### TASK:
After locating the line that contains "Give me the", quote it and all lines after it through the end of the entries, and nothing more. Pictures stay out.

[Records from a dataset]
+---+

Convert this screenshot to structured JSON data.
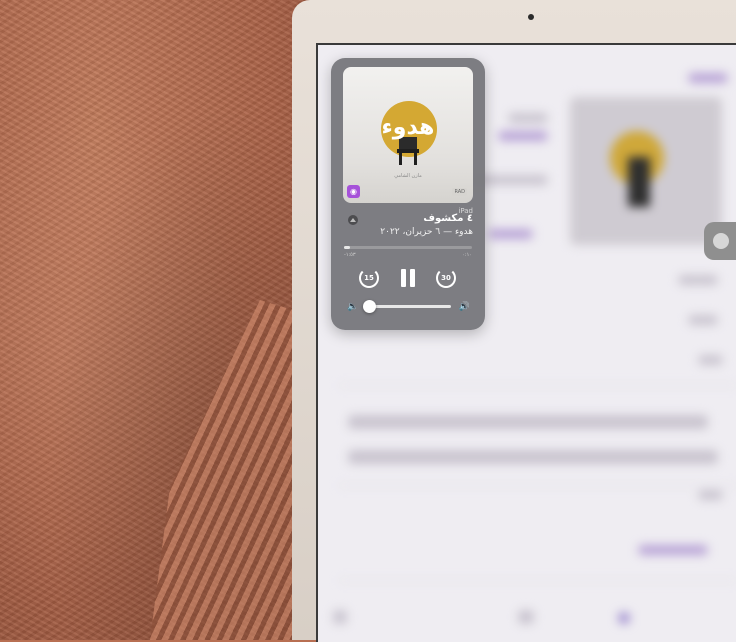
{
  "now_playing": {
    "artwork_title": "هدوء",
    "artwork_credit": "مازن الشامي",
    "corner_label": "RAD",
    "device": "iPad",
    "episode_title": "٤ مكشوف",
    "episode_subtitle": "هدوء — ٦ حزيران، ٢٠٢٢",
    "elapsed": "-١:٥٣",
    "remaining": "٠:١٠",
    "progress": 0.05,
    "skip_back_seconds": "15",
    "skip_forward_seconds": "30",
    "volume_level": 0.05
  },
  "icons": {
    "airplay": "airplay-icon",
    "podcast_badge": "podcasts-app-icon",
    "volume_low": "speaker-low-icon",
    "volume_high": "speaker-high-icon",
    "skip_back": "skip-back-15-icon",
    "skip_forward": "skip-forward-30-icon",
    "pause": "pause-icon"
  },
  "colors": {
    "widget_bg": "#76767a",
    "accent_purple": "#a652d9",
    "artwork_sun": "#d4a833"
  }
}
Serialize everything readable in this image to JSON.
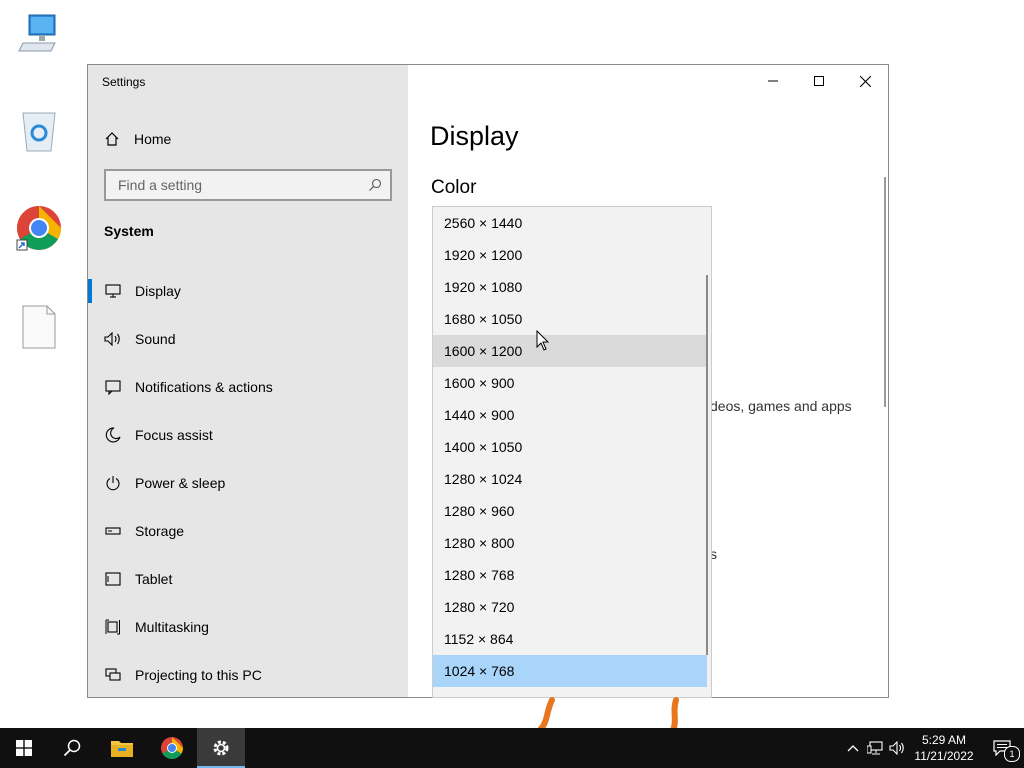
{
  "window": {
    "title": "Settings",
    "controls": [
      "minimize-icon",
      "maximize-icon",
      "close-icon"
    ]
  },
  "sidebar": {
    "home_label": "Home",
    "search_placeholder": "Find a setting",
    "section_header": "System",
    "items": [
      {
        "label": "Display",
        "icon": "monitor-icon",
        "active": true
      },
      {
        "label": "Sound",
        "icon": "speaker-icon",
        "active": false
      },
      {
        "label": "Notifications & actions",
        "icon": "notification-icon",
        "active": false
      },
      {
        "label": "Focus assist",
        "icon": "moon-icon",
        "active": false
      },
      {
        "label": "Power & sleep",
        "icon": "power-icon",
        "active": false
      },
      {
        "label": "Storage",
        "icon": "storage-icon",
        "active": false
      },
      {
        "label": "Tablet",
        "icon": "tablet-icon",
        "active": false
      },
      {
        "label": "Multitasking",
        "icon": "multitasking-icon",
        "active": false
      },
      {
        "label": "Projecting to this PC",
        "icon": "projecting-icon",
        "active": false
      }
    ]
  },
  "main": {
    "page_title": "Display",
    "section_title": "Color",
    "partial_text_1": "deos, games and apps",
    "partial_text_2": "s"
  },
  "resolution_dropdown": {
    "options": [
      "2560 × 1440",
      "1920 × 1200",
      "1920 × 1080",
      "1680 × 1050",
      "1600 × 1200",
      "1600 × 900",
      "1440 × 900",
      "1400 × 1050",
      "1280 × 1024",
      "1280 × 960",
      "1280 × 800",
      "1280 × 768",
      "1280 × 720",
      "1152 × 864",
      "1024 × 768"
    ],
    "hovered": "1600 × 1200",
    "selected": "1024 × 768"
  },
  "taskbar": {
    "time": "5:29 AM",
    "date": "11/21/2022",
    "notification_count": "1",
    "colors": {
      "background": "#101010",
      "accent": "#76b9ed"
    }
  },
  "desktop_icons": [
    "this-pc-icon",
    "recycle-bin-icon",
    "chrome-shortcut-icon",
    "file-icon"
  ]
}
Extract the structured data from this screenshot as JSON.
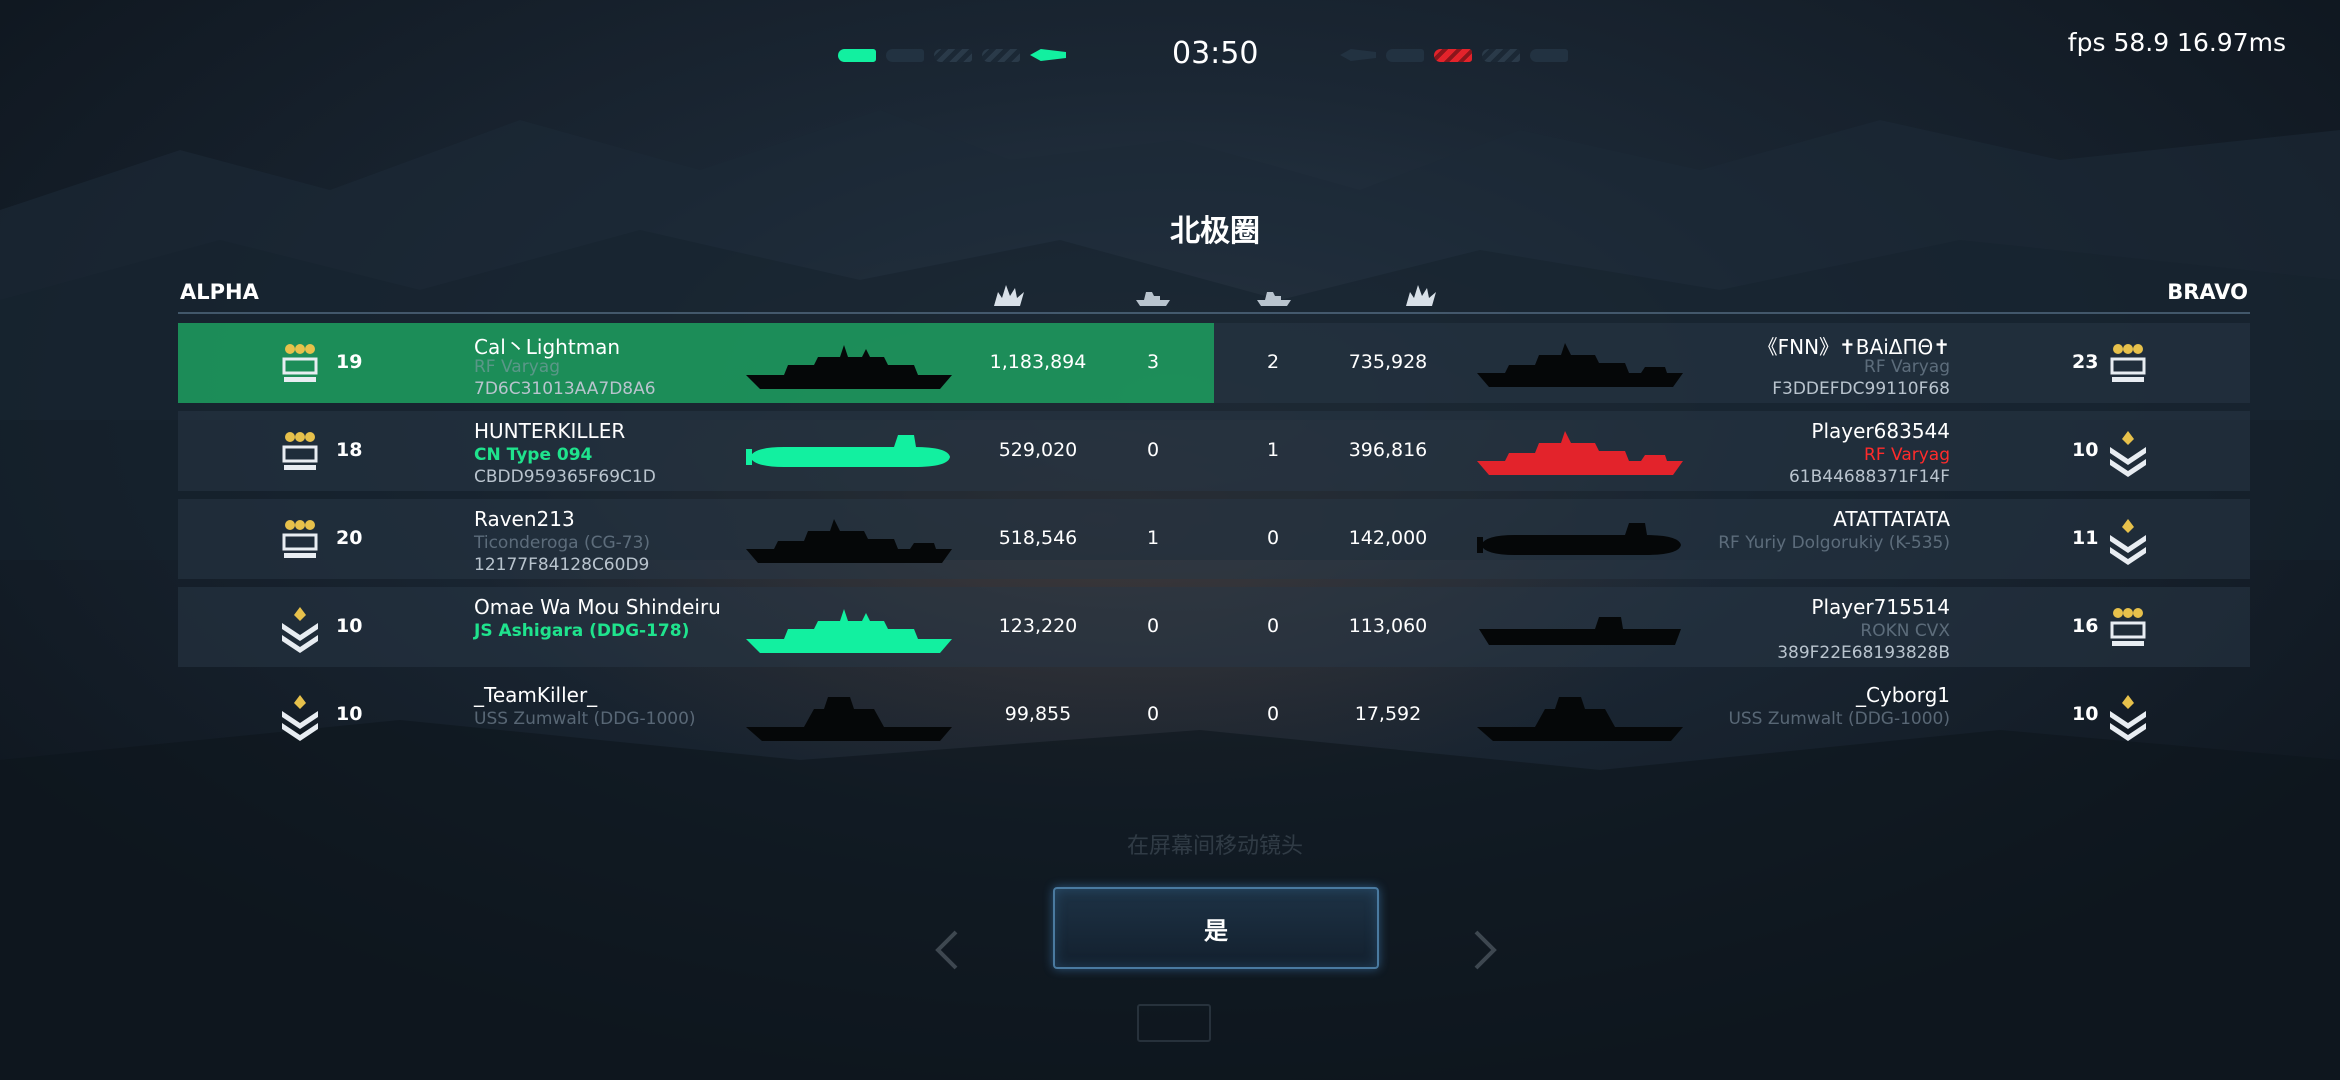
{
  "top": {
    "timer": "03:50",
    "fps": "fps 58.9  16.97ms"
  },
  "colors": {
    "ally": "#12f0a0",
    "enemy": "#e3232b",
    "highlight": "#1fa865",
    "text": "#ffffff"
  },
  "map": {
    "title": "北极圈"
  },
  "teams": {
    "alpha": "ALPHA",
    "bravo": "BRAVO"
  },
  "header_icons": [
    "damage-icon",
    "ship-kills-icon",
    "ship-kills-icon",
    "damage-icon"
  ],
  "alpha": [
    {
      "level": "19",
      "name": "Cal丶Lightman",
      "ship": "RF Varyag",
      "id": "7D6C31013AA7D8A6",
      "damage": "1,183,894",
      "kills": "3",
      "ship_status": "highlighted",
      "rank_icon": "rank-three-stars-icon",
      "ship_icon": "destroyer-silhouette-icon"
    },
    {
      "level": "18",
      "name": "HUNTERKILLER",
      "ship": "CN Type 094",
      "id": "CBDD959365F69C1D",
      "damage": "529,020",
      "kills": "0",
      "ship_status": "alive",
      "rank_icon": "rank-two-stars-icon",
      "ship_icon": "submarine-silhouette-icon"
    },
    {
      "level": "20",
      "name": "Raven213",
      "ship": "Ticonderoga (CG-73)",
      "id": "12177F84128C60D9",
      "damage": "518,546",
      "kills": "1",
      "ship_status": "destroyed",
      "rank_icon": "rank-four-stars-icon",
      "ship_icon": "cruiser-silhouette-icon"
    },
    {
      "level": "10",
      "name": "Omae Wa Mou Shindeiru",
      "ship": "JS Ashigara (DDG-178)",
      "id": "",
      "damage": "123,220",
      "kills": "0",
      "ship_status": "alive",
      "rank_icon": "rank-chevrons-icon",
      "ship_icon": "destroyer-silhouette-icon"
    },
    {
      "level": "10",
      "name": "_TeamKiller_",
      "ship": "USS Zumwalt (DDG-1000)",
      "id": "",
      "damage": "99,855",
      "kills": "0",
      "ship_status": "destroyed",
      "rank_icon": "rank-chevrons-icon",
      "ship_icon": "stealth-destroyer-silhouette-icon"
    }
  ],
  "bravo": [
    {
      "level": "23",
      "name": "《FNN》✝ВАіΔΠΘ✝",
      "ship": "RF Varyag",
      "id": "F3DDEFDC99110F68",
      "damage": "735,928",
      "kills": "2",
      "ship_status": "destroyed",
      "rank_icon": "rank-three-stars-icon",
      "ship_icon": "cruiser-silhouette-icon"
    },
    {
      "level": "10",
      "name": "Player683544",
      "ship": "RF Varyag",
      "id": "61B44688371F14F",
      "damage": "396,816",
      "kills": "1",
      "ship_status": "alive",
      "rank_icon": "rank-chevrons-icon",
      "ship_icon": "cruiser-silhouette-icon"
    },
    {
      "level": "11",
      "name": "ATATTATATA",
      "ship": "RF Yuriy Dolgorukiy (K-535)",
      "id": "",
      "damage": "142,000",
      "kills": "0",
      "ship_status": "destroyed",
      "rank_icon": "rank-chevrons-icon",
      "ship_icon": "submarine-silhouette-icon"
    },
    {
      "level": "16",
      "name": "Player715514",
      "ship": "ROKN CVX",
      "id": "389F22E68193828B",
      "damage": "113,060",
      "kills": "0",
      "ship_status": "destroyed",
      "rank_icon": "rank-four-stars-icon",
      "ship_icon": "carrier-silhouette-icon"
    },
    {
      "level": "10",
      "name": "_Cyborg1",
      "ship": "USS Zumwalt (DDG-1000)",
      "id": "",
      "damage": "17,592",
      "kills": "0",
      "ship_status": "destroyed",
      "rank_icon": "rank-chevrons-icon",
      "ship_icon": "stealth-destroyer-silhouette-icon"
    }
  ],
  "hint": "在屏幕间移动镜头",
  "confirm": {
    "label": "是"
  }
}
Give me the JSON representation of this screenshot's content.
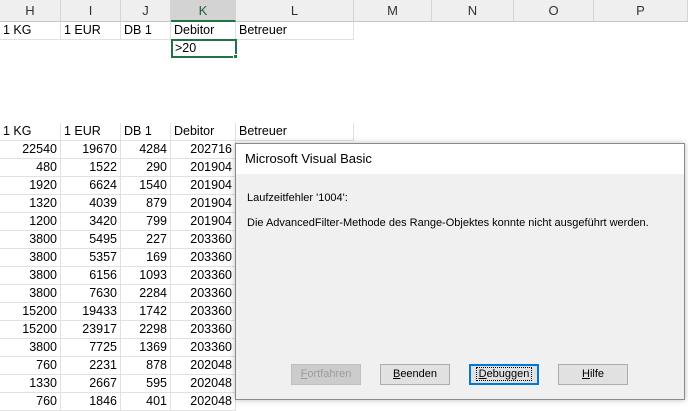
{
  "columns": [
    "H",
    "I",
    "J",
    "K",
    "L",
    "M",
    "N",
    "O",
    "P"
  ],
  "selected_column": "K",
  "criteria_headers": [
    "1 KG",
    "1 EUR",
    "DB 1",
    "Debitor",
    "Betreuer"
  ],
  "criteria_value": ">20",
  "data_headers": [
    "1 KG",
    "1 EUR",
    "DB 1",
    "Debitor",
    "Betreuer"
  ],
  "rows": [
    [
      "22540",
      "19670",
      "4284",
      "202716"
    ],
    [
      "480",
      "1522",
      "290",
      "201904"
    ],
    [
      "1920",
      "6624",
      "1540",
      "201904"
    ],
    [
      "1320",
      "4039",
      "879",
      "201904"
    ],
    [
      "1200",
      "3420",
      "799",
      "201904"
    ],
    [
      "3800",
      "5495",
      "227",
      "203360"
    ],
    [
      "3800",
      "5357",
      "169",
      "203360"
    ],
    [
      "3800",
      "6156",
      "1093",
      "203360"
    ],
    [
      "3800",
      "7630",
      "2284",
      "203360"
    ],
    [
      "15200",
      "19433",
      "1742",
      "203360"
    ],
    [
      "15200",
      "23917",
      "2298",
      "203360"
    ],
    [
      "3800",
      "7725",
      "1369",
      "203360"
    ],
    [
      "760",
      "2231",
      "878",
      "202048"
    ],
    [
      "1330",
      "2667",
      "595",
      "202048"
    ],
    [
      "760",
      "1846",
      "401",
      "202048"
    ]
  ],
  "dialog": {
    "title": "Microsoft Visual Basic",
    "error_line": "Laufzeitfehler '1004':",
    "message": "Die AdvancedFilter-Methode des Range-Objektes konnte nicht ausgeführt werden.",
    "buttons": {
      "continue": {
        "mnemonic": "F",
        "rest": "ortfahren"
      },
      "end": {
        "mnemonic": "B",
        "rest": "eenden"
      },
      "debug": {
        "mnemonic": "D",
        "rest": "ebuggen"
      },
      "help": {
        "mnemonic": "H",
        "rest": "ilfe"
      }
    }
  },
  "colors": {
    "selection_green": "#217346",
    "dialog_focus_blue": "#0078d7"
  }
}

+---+

### ANSWER SECTION:
Give me the JSON representation of this screenshot's content.
{
  "columns": [
    "H",
    "I",
    "J",
    "K",
    "L",
    "M",
    "N",
    "O",
    "P"
  ],
  "selected_column": "K",
  "criteria_headers": [
    "1 KG",
    "1 EUR",
    "DB 1",
    "Debitor",
    "Betreuer"
  ],
  "criteria_value": ">20",
  "data_headers": [
    "1 KG",
    "1 EUR",
    "DB 1",
    "Debitor",
    "Betreuer"
  ],
  "rows": [
    [
      "22540",
      "19670",
      "4284",
      "202716"
    ],
    [
      "480",
      "1522",
      "290",
      "201904"
    ],
    [
      "1920",
      "6624",
      "1540",
      "201904"
    ],
    [
      "1320",
      "4039",
      "879",
      "201904"
    ],
    [
      "1200",
      "3420",
      "799",
      "201904"
    ],
    [
      "3800",
      "5495",
      "227",
      "203360"
    ],
    [
      "3800",
      "5357",
      "169",
      "203360"
    ],
    [
      "3800",
      "6156",
      "1093",
      "203360"
    ],
    [
      "3800",
      "7630",
      "2284",
      "203360"
    ],
    [
      "15200",
      "19433",
      "1742",
      "203360"
    ],
    [
      "15200",
      "23917",
      "2298",
      "203360"
    ],
    [
      "3800",
      "7725",
      "1369",
      "203360"
    ],
    [
      "760",
      "2231",
      "878",
      "202048"
    ],
    [
      "1330",
      "2667",
      "595",
      "202048"
    ],
    [
      "760",
      "1846",
      "401",
      "202048"
    ]
  ],
  "dialog": {
    "title": "Microsoft Visual Basic",
    "error_line": "Laufzeitfehler '1004':",
    "message": "Die AdvancedFilter-Methode des Range-Objektes konnte nicht ausgeführt werden.",
    "buttons": {
      "continue": {
        "mnemonic": "F",
        "rest": "ortfahren"
      },
      "end": {
        "mnemonic": "B",
        "rest": "eenden"
      },
      "debug": {
        "mnemonic": "D",
        "rest": "ebuggen"
      },
      "help": {
        "mnemonic": "H",
        "rest": "ilfe"
      }
    }
  },
  "colors": {
    "selection_green": "#217346",
    "dialog_focus_blue": "#0078d7"
  }
}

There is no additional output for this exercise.